Millions of Americans learned in grade school that oil deposits originated in the age of dinosaurs, when vegetation in lush forests was buried and
subjected to high heat and pressure. Those extreme conditions supposedly transformed the hydrocarbons in vegetation into the hydrocarbons of
"That's nonsense," snapped Thomas Gold, a scientist at Cornell University. "There's not a shred of evidence from chemistry, geology, or any other
science to support it. It has no place in textbooks and school classrooms."
Oil is often called a 'fossil' fuel; the idea being that it comes from formerly living organisms. This may have been plausible back when oil wells
were drilled into the fossil layers of the earth's crust; but today, great quantities of oil are found in deeper wells that are found below the level
of any fossils. How could then oil have come from fossils, or decomposed former living matter, if it exists in rock formations far below layers of
fossils the evidence of formerly living organisms? It must not come from living matter at all!
Tar-coated comets and oily asteroids
The idea that complex hydrocarbons (the main components of petroleum oil) are a natural part of the Earth's crust should come as no surprise to
scientists who study comets and asteroids. Some of the meteorites that fall to Earth are rich in tar-like hydrocarbons. Comets such as Halley and
Hale-Bopp are thought to have a skin of tar-like material covering a "dirty snowball" -- like an ice cream dipped in chocolate.
The early Earth was made of the same stuff as comets and asteroids, so the presence of hydrocarbons deep within the Earth is to be expected. It used

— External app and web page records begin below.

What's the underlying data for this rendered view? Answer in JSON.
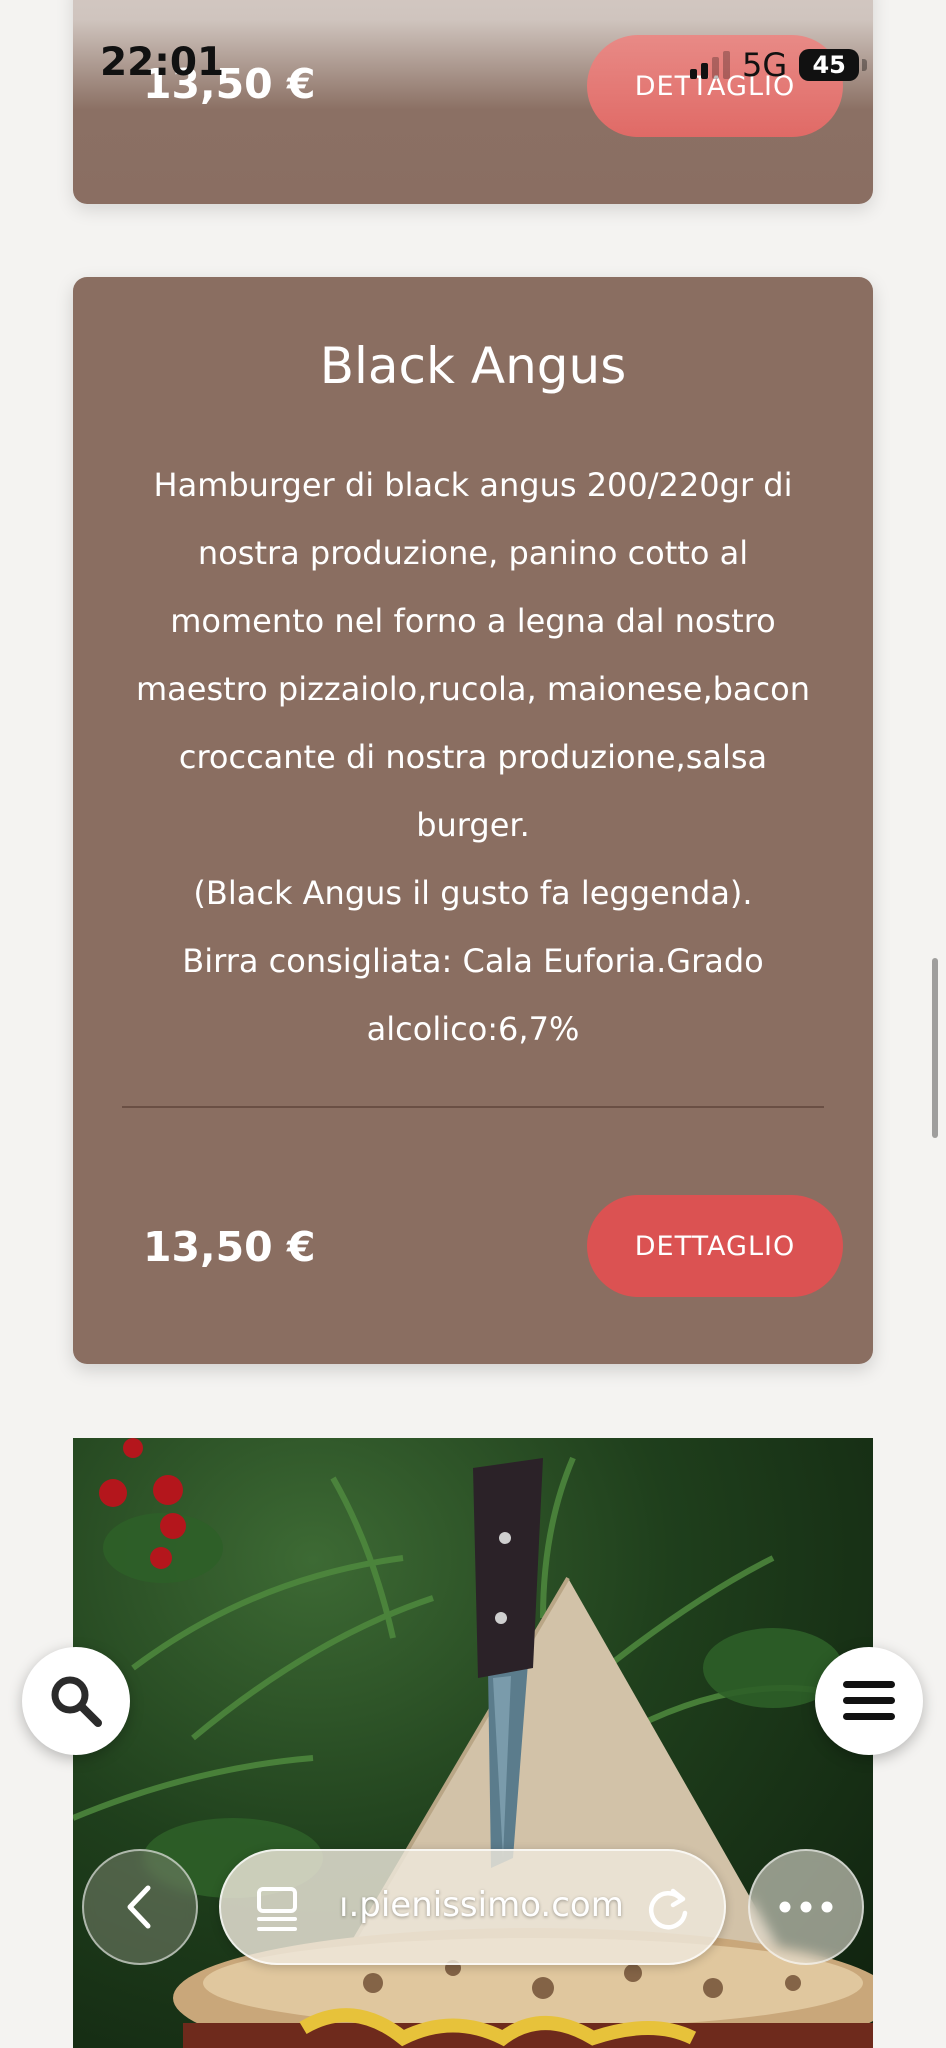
{
  "status_bar": {
    "time": "22:01",
    "network": "5G",
    "battery": "45"
  },
  "previous_card": {
    "price": "13,50 €",
    "button_label": "DETTAGLIO"
  },
  "product_card": {
    "title": "Black Angus",
    "description": "Hamburger di black angus 200/220gr di\nnostra produzione, panino cotto al\nmomento nel forno a legna dal nostro\nmaestro pizzaiolo,rucola, maionese,bacon\ncroccante di nostra produzione,salsa\nburger.\n(Black Angus il gusto fa leggenda).\nBirra consigliata: Cala Euforia.Grado\nalcolico:6,7%",
    "price": "13,50 €",
    "button_label": "DETTAGLIO"
  },
  "floating_buttons": {
    "search_icon": "search-icon",
    "menu_icon": "hamburger-menu-icon"
  },
  "browser": {
    "url": "ı.pienissimo.com",
    "back_icon": "chevron-left-icon",
    "tabs_icon": "tabs-icon",
    "reload_icon": "reload-icon",
    "more_icon": "ellipsis-icon"
  },
  "colors": {
    "card_bg": "#8a6e61",
    "button_bg": "#db5252",
    "page_bg": "#f4f3f1"
  }
}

to be thought that the fierce heat deep underground was sufficient to break up any hydrocarbon molecules. However, Russian scientists have
demonstrated that the enormous pressures prevent this.
Even if the Earth did not manage to retain its original supply of hydrocarbons it is likely that the rain of comets, space dust and asteroids over
billions of years would have kept the crust of the Earth topped off with the raw ingredients for oil.
Hydrocarbon sources can be found at great depths below the surface, not a few miles, but a few hundred miles. The deep-Earth sources of hydrocarbons
are still wor-king to this day, pumping tons of petroleum and methane gas up through the deep Earth's cracks and pores to the shallow sedimentary
levels. It is here that drilling rigs access the upwelling that has been vertically dammed into reservoirs. Hydrocarbons did not come from rotting
prehistoric plants; they were here a few billion years before life occurred.
Professor Gold discusses the latest space research in-formation, much of which he discovered or pro-posed, which confirms that hydrocarbons are
present on lifeless heavenly bodies such as moons, asteroids, comets, and, of course, the gas giants Jupiter, Saturn, Uranus, and Neptu-ne. In fact,
the blue coloration of planet Uranus is the result of methane, a so-called fossil fuel. As Gold comments,"I am sure there are no big stagnant
swamps on Titan or Pluto."
To support the abiogenic theory, Gold notes several points:
1) The geographical patterns that emerge from the oil fields, whether in the Middle East or Indonesia, all exhibit a correspondence to deep-Earth
geological structure. This is in stark contrast to the haphazard deposition we find with surface life, and its subsequent fossils, which have never
exhibited such patterns.
2) Hydrocarbons from a particular oil field do not exhibit chemical changes as the depth of their extraction increases. But the fossils above them
have constantly changing biologi-cal "signatures," which relate to their particular paleontological periods.
3) Hydrocarbons are found in geographic areas where the amount of prehistoric life known to be at that location could never have provided the
quantities of hydrocarbons involved. Most surface life is comprised of 90 percent water and 10 percent organic compounds. So, even if that 10 percent
that is organic compounds had been entirely converted to "fossil fuels," it would not come close to the mass of hydrocarbons already extracted
during the last 130 years.
4) Because hydrocarbons are so consistent, the use of distinct trace metals can be used to identify their geographic: origin.
5) The existing petroleum reservoirs are refilling themselves - from the bottom! Gold ex-plains: "The phenomenon of petroleum reservoirs that seem
to refill themselves is widely reported, notably in the Middle East and along the U.S. Gulf Coast. I regard these occurrences as strong evidence for
the deep-Earth gas theory."
[Edited on 16-3-2004 by kinglizard]